Jaime Forsythe’s first collection of poetry, Sympathy Loophole, was published by Mansfield Press in 2012, and her second, I Heard Something, was released in 2018 by Anvil Press' A Feed Dog Book imprint. Her poems have appeared in The Rusty Toque, Lemon Hound, Public Pool, Minola Review, This Magazine and more. She lives in Halifax.
Photo credit: Alvero Wiggins
How did you first engage with poetry?
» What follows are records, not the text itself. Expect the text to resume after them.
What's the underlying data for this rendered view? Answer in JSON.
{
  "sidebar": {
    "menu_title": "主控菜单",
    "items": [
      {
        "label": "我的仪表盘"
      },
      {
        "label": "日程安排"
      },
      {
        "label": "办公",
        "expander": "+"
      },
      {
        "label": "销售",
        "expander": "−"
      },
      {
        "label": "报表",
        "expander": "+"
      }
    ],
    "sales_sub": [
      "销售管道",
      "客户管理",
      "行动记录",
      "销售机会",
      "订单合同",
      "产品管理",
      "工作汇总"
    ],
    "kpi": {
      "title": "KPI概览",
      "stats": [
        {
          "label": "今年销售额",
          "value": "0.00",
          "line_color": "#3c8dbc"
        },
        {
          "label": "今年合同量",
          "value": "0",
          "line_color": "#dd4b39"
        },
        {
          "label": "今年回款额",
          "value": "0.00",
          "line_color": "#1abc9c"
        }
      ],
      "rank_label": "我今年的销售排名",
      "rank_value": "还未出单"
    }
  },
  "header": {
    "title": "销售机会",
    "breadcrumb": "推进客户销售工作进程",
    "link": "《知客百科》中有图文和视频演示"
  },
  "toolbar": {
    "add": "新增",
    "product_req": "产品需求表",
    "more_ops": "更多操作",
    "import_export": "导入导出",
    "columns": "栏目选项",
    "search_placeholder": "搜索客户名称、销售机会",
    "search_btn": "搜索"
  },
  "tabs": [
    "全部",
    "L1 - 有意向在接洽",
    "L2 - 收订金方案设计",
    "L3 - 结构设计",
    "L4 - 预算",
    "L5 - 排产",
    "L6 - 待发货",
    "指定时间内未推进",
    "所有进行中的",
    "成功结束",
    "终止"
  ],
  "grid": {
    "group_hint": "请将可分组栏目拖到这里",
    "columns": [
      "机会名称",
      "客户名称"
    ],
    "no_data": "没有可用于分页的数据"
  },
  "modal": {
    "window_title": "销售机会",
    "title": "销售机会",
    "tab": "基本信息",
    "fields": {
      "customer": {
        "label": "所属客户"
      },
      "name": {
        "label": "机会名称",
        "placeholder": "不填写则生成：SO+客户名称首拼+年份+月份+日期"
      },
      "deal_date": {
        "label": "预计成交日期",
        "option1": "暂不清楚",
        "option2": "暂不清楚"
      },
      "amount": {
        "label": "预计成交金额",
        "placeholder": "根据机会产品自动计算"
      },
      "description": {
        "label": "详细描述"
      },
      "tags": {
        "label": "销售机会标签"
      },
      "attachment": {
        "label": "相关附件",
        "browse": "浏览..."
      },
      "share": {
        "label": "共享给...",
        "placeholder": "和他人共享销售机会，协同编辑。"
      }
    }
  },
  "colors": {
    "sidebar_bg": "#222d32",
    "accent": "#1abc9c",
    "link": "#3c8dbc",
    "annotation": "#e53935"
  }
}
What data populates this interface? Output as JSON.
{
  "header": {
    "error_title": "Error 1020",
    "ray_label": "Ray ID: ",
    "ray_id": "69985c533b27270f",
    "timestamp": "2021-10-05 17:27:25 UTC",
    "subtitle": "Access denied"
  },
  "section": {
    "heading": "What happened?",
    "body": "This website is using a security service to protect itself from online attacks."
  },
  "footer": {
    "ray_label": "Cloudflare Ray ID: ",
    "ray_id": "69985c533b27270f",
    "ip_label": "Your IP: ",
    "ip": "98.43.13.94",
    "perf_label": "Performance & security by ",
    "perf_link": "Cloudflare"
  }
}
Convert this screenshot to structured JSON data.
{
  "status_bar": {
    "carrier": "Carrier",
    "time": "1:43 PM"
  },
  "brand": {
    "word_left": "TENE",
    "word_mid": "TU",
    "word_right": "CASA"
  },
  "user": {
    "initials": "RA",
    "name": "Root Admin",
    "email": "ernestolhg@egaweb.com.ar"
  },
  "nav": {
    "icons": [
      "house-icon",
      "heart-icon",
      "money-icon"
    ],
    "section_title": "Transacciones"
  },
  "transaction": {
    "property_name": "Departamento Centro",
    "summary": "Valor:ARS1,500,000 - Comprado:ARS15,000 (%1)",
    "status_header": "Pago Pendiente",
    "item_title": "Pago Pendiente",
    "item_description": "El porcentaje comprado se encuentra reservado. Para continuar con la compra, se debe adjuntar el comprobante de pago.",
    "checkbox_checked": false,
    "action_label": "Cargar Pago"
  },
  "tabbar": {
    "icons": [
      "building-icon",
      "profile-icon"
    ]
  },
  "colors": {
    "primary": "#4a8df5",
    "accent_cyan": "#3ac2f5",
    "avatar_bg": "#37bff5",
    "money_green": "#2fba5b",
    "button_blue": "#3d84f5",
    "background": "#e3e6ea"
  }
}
I think probably first through nursery rhymes (the dark versions), which my grandfather used to recite with me and then quiz me on. He would also pretend to mistake me for the various characters: Miss Muffet or Mary Mary Quite Contrary. The children’s author Jean Little was a favourite of mine when I was young, and in her novels she wrote about a teenaged character named Kate who was a writer. Little published a book of poems entirely in the voice of Kate, and I remember this having an impact: that character felt very real to me and here were all her poems collected together in one place, in a real book you could order from the Scholastic catalogue. I’ve been writing things down in notebooks for as long as I can remember.